To avoid either circumstance, pools are typically maintained between 25-28 °C where warmer is better for speed swimming, lower is healthier.
3. Air Quality.
While you’re in control of what you eat, the same can’t be said about the quality of air at the local pool (you could have gone somewhere else, but that’s beside the point). Poor air quality can mess with proper respiration that’s essential for energy-giving metabolism. From irritant induced coughing attacks to the hijacking of oxygen-binding haemoglobin by carbon monoxide, poor air quality is as villainous to your performance in the pool as the negligent criminals who let it happen.

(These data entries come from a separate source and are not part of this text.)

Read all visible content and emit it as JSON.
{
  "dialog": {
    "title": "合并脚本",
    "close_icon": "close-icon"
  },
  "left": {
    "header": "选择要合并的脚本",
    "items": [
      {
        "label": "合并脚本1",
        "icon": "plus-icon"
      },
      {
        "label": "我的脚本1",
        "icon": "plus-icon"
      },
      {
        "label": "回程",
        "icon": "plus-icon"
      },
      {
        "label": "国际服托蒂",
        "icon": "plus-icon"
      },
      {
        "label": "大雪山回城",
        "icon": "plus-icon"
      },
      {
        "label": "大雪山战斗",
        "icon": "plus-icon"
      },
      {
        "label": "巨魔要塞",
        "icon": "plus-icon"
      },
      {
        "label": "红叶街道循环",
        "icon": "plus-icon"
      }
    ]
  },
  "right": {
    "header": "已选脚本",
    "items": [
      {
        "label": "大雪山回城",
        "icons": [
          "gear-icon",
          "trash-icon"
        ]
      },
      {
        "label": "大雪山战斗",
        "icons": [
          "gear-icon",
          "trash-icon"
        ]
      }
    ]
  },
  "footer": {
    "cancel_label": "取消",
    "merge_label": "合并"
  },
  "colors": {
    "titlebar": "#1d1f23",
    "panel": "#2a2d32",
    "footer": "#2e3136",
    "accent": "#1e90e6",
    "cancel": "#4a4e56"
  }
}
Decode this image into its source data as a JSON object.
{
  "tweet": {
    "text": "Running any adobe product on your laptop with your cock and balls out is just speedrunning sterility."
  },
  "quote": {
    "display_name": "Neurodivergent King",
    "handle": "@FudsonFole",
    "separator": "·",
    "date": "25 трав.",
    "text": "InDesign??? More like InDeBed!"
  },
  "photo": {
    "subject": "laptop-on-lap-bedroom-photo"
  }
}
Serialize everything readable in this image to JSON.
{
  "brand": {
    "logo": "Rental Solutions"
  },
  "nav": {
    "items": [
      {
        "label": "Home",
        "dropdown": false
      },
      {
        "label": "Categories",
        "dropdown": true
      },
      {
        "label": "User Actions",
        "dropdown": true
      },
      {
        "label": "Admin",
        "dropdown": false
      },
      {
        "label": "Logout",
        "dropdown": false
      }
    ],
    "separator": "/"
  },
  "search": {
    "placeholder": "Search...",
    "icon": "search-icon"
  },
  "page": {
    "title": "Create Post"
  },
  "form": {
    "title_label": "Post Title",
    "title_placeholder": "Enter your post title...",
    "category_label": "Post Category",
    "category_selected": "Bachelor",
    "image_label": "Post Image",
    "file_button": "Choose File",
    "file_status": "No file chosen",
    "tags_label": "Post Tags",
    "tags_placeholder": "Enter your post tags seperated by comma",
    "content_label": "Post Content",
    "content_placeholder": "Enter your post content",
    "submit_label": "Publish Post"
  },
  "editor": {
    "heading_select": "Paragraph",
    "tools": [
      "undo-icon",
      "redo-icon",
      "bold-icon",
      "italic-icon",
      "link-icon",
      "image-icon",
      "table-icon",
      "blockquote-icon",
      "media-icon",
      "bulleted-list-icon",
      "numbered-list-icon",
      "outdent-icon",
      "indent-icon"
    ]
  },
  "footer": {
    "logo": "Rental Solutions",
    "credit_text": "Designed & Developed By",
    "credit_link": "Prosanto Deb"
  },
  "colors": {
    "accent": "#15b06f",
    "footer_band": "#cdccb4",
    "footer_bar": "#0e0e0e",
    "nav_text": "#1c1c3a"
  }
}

Poor air quality at indoor pools can also result from poorly maintained air vents that mix clean air with contaminants and before blowing it all around. In addition, organic contaminants (largely introduced into the water by swimmers who refuse to shower and/or wear proper swimming attire) react with chlorine to form chloramine gas which then hovers just above the water’s surface. Chloramines in most forms are toxic and irritate the lungs if inhaled. (http://www.poolcenter.com/chloramine)
4. Swimwear Material and Design.
This one is pretty legitimate: space-age swimwear. Fabricated from NASA-approved low-friction materials and ultrasonically welded rather than sewn to further minimize drag, the use of high-tech swimwear (particularly at competitions) has caused more than a little controversy.
So big was the advantage that from 2008 to 2009 (the period when it was most widely used) a total 130 world records broken, seemingly overnight. So big was the fuss that by 2004 the Olympic governing committee had it banned from competitive swimming for good. Now if that isn’t negatively impacting your performance in the pool then what is?
5. Body Shape.
Alas, if all other excuses fail there is one final ace card that you can play – body shape. According to the physics that govern wave drag given by the Froude number co-relation below…
Courtesy of Lund University.
… basically suggests that taller, slimmer individuals have it easier than those who are shorter, who generally have wider upper body muscle cross-section that stay largely above water but adds to their ability to propel themselves. Disclaimer: At least I believe it does.
HOWEVER, to quote Edward Cussler of the University of Minnesota, Minneapolis, “The best swimmer should have the body of a snake and the arms of a gorilla.” (via “Swimming in syrup is as easy as water“)
Not exactly a form that’s achievable nor desirable, if you ask me!